Answered by Shaykh Muhammad ibn Adam al-Kawthari
In some hospitals it is the law for a doctor to close the door to examine a patient to ensure patient privacy. When this happens with a patient of the opposite sex, is it considered unlawful khalwa? If so, what should the doctor or medical student/resident do to avoid such situations, given the law that it is required by the hospital?
In the name of Allah, Most Compassionate, Most Merciful,
The position of Muslim doctors and medical practitioners is very delicate indeed, because they find themselves in many situations where it is very easy for one to fall into a sin. Only the fear of Allah, piety and moral ethics will prevent one from committing a sin.
Doctors have to regularly interact with patients of the opposite sex. Thus, they need to be very careful and mindful in that they don’t transgress the limits set down by Shariah.
As far as being alone with someone of the opposite sex (khalwah) is concerned, it is common knowledge that this is not allowed in Islam, due to the many Prophetic statements declaring it to be unlawful or at the least prohibitively disliked (makruh tahriman), for example:
Sayyiduna Abd Allah ibn Abbas (Allah be pleased with him) narrates that the Messenger of Allah (Allah bless him & give him peace) said: “A man must not remain alone in the company of a woman, and a woman must not travel except that her Mahram is accompanying her.” (Sahih al-Bukhari, no. 2488)
Therefore, a medical practitioner should try his/her best in order not to be alone with someone of the opposite sex. If it is possible for one to have a nurse or some other third person in the room, then one must do that. If that is not possible, then one should try and keep the door open. If one is forced by law to keep the door closed, then one must ensure the door is not locked (and I believe by law also, one cannot lock the door).

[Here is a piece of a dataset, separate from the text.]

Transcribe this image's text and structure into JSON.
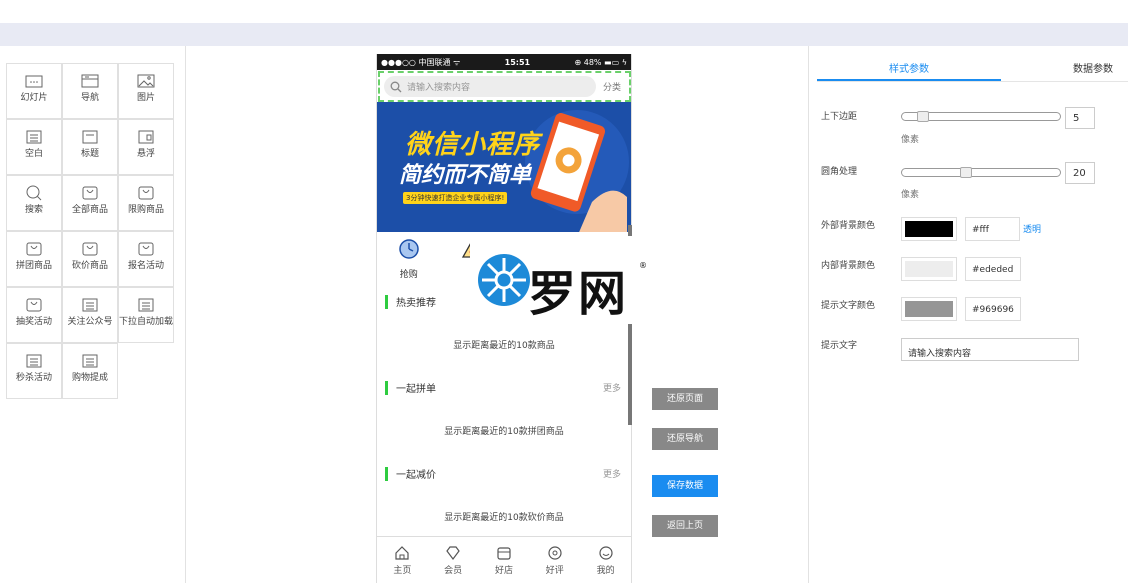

In the case where the door is closed, one should try and practice in a room with a view into the room. There should be an unveiled window through which people are able to see inside the room. A door which has a see-through window would be sufficient.
If none of the above is possible in that one is forced by law to close the door, not have a see-through window and not have a third person present, then due to the rule of “need and necessity” it would be permitted to be in seclusion with the patient of the opposite gender.
However, one should keep in mind the Juristic principle which states: “Cases of need are restricted to the actual need” (Ibn Nujaym, al-Ashbah wa al-Naza’ir, P. 86). Thus, one must be careful that the remaining in Khalwa is only restricted to the actual need. One must not remain in seclusion any longer than what is “typically” required for consultation. Also, one must lower their gaze and save themselves from anything inciting, for the third person amongst them will be Shaytan.
As far as the ruling for a patient is concerned, he/she must avoid being alone (khalwa) with a doctor of the opposite sex. It will not be permitted to be in Khalwa with a doctor of the opposite gender if a doctor from one’s own gender is easily available and one is satisfied and content with his/her medical treatment. However, if this is not possible, it will be permitted due to need and necessity.
And Allah knows best
Muhammad ibn Adam al-Kawthari
Darul Iftaa, Leicetser, UK